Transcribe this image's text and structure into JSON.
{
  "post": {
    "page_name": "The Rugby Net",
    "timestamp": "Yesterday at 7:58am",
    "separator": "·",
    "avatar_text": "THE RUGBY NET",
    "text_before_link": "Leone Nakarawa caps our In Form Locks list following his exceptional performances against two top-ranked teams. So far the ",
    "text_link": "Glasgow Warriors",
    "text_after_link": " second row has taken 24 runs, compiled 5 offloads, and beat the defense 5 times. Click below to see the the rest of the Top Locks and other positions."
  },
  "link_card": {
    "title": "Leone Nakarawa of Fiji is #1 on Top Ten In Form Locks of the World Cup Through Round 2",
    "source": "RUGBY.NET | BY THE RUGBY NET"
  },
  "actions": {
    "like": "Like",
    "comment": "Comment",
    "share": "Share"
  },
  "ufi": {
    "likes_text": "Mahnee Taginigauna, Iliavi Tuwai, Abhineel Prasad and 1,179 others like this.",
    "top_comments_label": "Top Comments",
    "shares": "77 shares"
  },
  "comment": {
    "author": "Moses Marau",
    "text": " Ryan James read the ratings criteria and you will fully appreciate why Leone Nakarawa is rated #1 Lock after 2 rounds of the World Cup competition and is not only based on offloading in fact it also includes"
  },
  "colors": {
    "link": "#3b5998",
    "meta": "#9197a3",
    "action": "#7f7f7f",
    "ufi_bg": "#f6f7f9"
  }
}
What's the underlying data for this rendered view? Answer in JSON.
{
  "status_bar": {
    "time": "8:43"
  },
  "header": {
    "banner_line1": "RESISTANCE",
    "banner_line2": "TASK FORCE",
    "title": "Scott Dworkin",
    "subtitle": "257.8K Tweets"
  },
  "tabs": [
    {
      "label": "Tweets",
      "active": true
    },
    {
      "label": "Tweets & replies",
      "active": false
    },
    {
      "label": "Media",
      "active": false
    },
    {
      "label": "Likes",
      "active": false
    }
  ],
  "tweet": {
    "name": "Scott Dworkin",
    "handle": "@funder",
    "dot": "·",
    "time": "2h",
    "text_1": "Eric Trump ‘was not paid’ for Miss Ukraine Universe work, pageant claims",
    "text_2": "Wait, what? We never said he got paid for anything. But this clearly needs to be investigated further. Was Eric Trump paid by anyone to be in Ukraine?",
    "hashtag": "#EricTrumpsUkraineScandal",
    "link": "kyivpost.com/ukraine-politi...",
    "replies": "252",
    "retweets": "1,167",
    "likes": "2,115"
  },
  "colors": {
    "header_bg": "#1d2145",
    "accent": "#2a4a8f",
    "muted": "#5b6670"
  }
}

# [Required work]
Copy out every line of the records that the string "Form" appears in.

# [Solution to the exercise]
    "text_before_link": "Leone Nakarawa caps our In Form Locks list following his exceptional performances against two top-ranked teams. So far the ",
    "title": "Leone Nakarawa of Fiji is #1 on Top Ten In Form Locks of the World Cup Through Round 2",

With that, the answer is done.